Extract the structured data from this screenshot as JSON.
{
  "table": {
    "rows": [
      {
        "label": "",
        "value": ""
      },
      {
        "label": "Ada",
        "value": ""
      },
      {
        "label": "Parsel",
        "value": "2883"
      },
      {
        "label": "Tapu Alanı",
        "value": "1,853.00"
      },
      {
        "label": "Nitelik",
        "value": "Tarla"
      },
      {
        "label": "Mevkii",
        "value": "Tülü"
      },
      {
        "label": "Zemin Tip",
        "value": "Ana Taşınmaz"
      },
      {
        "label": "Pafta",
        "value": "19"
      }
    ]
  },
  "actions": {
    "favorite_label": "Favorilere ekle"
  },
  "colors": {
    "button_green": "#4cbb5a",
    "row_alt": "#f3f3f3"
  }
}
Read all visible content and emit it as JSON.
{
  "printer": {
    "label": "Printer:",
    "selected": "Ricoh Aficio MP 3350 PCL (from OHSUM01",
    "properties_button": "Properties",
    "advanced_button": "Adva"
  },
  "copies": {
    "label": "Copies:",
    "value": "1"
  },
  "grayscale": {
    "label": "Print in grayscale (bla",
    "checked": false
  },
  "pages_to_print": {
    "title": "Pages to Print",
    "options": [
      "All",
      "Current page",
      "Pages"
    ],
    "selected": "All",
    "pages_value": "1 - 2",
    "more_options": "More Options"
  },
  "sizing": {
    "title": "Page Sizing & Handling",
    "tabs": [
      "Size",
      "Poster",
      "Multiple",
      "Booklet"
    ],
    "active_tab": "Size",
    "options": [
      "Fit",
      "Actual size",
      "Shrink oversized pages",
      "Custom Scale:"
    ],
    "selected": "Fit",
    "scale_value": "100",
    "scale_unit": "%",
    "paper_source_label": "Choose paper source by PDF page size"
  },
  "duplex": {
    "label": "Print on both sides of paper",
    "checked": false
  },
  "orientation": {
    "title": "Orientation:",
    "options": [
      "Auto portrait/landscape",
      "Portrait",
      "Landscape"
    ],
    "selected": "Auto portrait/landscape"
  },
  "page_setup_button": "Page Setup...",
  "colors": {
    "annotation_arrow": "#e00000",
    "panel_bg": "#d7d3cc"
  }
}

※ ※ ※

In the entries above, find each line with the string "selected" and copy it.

    "selected": "Ricoh Aficio MP 3350 PCL (from OHSUM01",
    "selected": "All",
    "selected": "Fit",
    "selected": "Auto portrait/landscape"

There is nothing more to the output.